+++ Records shown +++

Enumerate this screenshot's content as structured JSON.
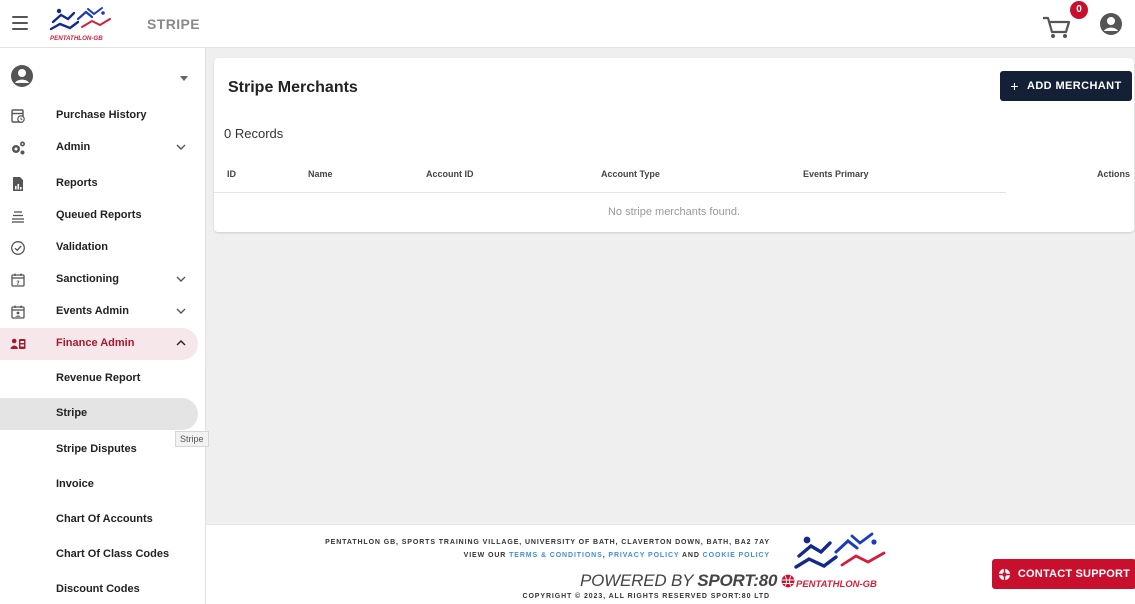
{
  "header": {
    "app_title": "STRIPE",
    "cart_count": "0",
    "brand_text": "PENTATHLON-GB",
    "icons": {
      "menu": "hamburger-icon",
      "cart": "cart-icon",
      "account": "account-circle-icon"
    }
  },
  "sidebar": {
    "user_name": "",
    "items": [
      {
        "label": "Purchase History",
        "icon": "receipt-clock-icon"
      },
      {
        "label": "Admin",
        "icon": "gears-icon",
        "expandable": true
      },
      {
        "label": "Reports",
        "icon": "report-file-icon"
      },
      {
        "label": "Queued Reports",
        "icon": "queue-list-icon"
      },
      {
        "label": "Validation",
        "icon": "check-circle-icon"
      },
      {
        "label": "Sanctioning",
        "icon": "calendar-question-icon",
        "expandable": true
      },
      {
        "label": "Events Admin",
        "icon": "calendar-person-icon",
        "expandable": true
      },
      {
        "label": "Finance Admin",
        "icon": "finance-people-icon",
        "expandable": true,
        "expanded": true
      },
      {
        "label": "Revenue Report"
      },
      {
        "label": "Stripe",
        "selected": true
      },
      {
        "label": "Stripe Disputes"
      },
      {
        "label": "Invoice"
      },
      {
        "label": "Chart Of Accounts"
      },
      {
        "label": "Chart Of Class Codes"
      },
      {
        "label": "Discount Codes"
      }
    ],
    "tooltip": "Stripe"
  },
  "main": {
    "title": "Stripe Merchants",
    "add_button": "ADD MERCHANT",
    "records": "0 Records",
    "columns": [
      "ID",
      "Name",
      "Account ID",
      "Account Type",
      "Events Primary",
      "Actions"
    ],
    "empty_message": "No stripe merchants found."
  },
  "footer": {
    "address": "PENTATHLON GB, SPORTS TRAINING VILLAGE, UNIVERSITY OF BATH, CLAVERTON DOWN, BATH, BA2 7AY",
    "links_prefix": "VIEW OUR",
    "terms": "TERMS & CONDITIONS",
    "privacy": "PRIVACY POLICY",
    "and_text": "AND",
    "cookie": "COOKIE POLICY",
    "powered_prefix": "POWERED BY",
    "powered_brand": "SPORT:80",
    "copyright": "COPYRIGHT © 2023, ALL RIGHTS RESERVED SPORT:80 LTD",
    "brand_text": "PENTATHLON-GB",
    "support_button": "CONTACT SUPPORT"
  },
  "colors": {
    "accent": "#a6192e",
    "active_bg": "#f6e7ea",
    "selected_bg": "#e4e4e4",
    "primary_button": "#132036",
    "support_button": "#c8102e",
    "link": "#3f8fd8"
  }
}
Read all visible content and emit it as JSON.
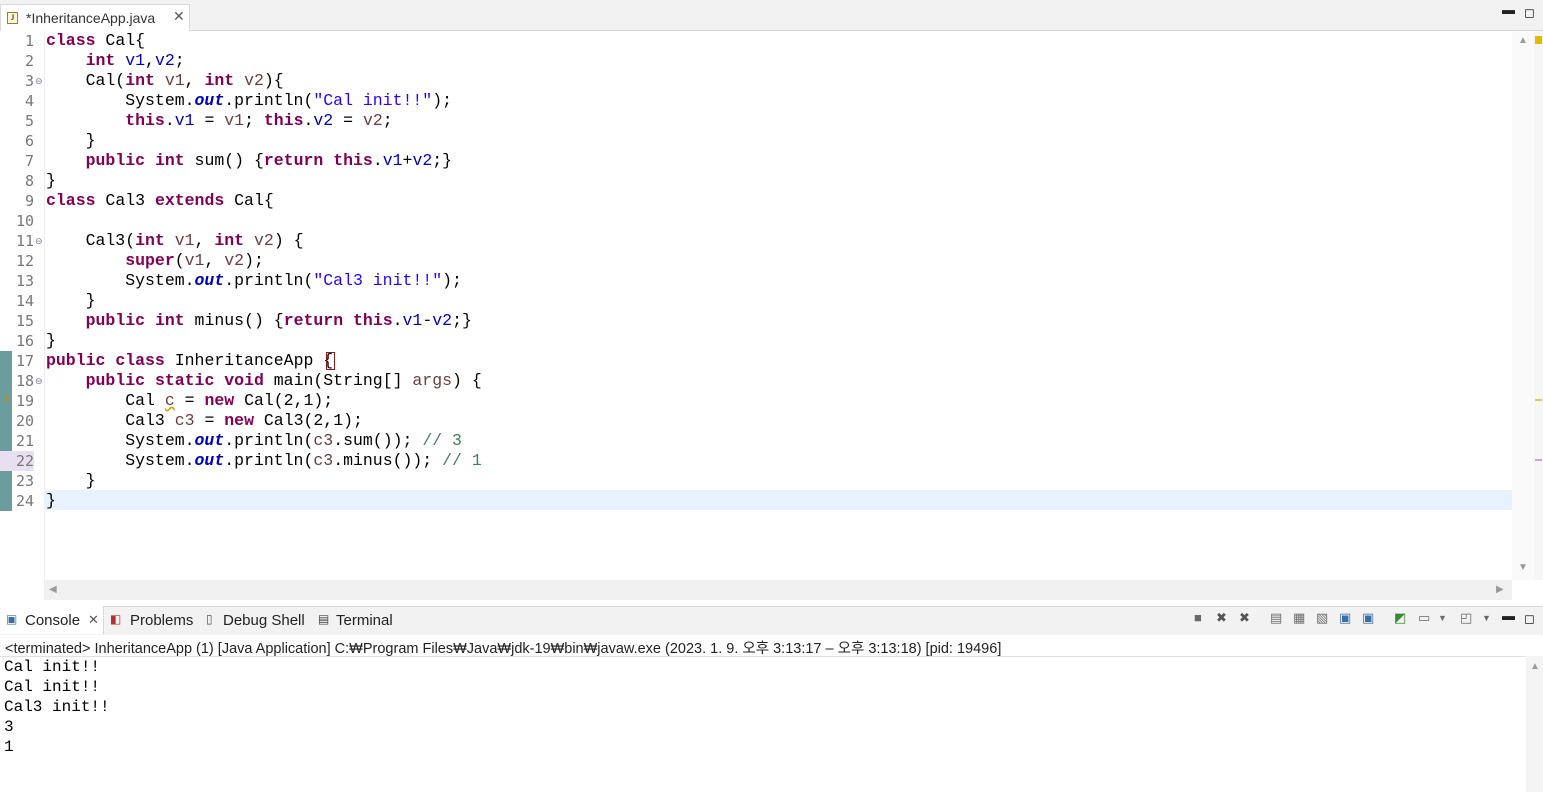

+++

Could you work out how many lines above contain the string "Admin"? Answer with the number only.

3